Coger, a 21-year-old forward who had recently transferred to OSU, did not appear to be struggling during Thursday’s workout at Boone Pickens Stadium, OSU spokesman Gary Shutt said Friday at a news conference. Afterward, Coger sat down and when the team went to check on him, they noticed there were issues.

The team called 911 and paramedics arrived at 5:08 p.m. Coger arrived at Stillwater Medical Center at 5:48 p.m. and was pronounced dead at 6:23 p.m., Shutt said.

The temperature at 5 p.m. Thursday in Stillwater was 99 degrees with a heat index of 105 degrees, The Stillwater NewsPress reported.

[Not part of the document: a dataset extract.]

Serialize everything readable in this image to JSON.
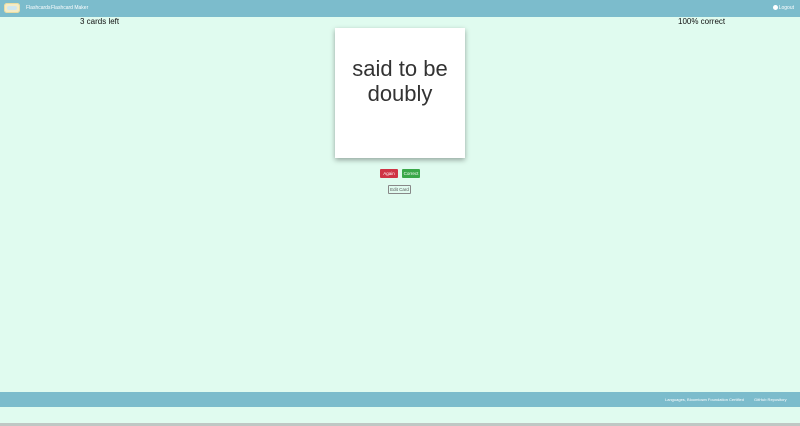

Oklahoma State basketball coach Brad Underwood broke down Friday as he remembered Coger, noting that he was in Las Vegas on a recruiting trip when he learned of Coger’s death and that the past two days have been the most difficult of his coaching career.

“This is the hardest couple of days I’ve ever experienced in my coaching life. You say goodbye to players when they graduate and that’s one thing,” Underwood said, pausing to wipe away tears with a towel. “Making that phone call to a mother is – there’s no words.”

OSU athletic director Mike Holder says the team will thoroughly examine its practices following Coger’s death. The NCAA’s Sports Medicine Handbook does not provide specific guidelines for when teams should avoid practicing in extreme temperatures.

The handbook says heatstroke is the third-leading cause of sudden death in athletes, and that athletes should be gradually introduced to activity in warm temperatures over a “minimum period of 10 to 14 days.” Coger had been in Oklahoma since July 5, the school said.

The NCAA handbook also provides a list of signs and symptoms of heat injury, notes that heatstroke is most likely to occur at the start of preseason practices and says that some athletes with certain health conditions or athletes who are not adequately in shape can be more susceptible to heatstroke. It was not clear whether that was the case with Coger. In an interview with the Stillwater newspaper published earlier this month, Coger spoke of frequent headaches that plagued him during his high school days. He said he underwent surgery several years ago to drain fluid from around his brain.

“At the moment, I’m thinking `Basketball is over,”‘ he told the newspaper, recalling his feelings at the time of the surgery. “`I gotta think beyond basketball now.”‘

Coger, a native of Raleigh, North Carolina, said in the interview that he recuperated from his surgery then started his college career at Eastern Florida State College. He transferred after one season to Cape Fear Community College in Wilmington, North Carolina, where he played last season. The 6-foot-8 player then initially signed with Ole Miss last fall but opted for Oklahoma State after the Southeastern Conference ruled he was ineligible because of rules on junior college transfers.

Shutt also said that under NCAA rules, basketball teams can meet for eight hours a week during the summer – time that can be broken up as two hours on the count and six on strength and conditioning, or all eight on strength and conditioning. NCAA spokesman Christopher Radford confirmed that was the case, and noted that staff members are allowed to conduct and supervise that activity.

In 2012, Coger played a friendly game of one-on-one with Washington Wizards star John Wall, who posted a photo of the matchup on Instagram following Coger’s death. Wall wrote: “Rest in Peace to the lil homie who always had the competitive spirt.. you will be missed Tyrek.”

Coger’s death is the latest tragedy for OSU. Last fall, a driver crashed into a crowd at Oklahoma State’s homecoming parade, killing four spectators and wounding dozens. In 2011, women’s basketball coach Kurt Budke, assistant Miranda Serna and two others died in a plane crash in western Arkansas. And in 2001, 10 people died in a Colorado plane crash, including two men’s basketball players and six staff members.

Associated Press writer Jill Bleed in Little Rock, Arkansas, contributed to this report.